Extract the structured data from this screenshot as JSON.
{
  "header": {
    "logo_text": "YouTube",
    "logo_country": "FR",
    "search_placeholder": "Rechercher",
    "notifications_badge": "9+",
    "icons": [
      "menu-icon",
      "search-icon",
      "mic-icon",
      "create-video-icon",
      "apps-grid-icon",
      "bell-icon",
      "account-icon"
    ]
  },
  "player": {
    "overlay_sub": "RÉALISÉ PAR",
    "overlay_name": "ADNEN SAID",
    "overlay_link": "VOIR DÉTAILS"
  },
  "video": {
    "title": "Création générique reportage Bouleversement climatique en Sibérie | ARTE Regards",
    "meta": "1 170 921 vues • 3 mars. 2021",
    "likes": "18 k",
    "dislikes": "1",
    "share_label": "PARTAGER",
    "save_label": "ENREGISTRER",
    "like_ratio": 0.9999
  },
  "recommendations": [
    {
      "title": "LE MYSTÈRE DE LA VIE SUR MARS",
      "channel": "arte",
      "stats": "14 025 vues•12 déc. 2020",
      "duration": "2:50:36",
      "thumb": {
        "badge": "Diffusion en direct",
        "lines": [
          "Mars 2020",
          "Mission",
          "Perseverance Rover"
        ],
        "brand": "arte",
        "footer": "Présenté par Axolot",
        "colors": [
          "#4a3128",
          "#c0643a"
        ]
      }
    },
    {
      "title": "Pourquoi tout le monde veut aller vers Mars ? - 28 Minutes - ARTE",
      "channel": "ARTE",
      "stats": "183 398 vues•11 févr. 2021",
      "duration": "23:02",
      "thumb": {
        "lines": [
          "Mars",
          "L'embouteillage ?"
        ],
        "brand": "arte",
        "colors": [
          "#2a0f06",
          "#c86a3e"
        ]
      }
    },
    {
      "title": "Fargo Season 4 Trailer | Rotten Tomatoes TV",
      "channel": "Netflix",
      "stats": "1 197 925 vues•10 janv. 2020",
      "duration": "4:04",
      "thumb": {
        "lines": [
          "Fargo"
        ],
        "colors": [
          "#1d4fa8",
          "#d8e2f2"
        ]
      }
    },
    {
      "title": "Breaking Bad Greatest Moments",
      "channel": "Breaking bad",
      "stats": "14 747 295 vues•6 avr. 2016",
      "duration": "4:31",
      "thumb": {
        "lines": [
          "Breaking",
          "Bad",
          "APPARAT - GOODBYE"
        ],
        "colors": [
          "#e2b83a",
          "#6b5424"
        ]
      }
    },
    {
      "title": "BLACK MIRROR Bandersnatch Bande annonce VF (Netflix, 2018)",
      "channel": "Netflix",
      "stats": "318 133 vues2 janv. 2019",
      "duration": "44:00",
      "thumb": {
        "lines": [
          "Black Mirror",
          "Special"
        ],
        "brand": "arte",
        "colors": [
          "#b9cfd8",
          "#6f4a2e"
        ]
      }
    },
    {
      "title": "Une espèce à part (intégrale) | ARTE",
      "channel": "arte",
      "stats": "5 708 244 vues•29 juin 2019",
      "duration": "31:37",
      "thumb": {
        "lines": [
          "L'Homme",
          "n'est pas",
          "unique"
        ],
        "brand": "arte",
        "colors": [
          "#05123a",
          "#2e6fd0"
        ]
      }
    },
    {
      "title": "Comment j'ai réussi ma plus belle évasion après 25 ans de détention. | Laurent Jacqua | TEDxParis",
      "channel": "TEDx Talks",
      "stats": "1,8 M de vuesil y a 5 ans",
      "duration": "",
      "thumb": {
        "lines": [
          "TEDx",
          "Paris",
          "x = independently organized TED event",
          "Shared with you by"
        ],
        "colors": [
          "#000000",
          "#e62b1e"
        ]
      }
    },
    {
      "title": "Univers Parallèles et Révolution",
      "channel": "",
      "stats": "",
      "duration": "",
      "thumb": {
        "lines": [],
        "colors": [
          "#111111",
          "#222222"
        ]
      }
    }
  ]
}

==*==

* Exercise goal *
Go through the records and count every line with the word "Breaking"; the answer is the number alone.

* Exercise result *
3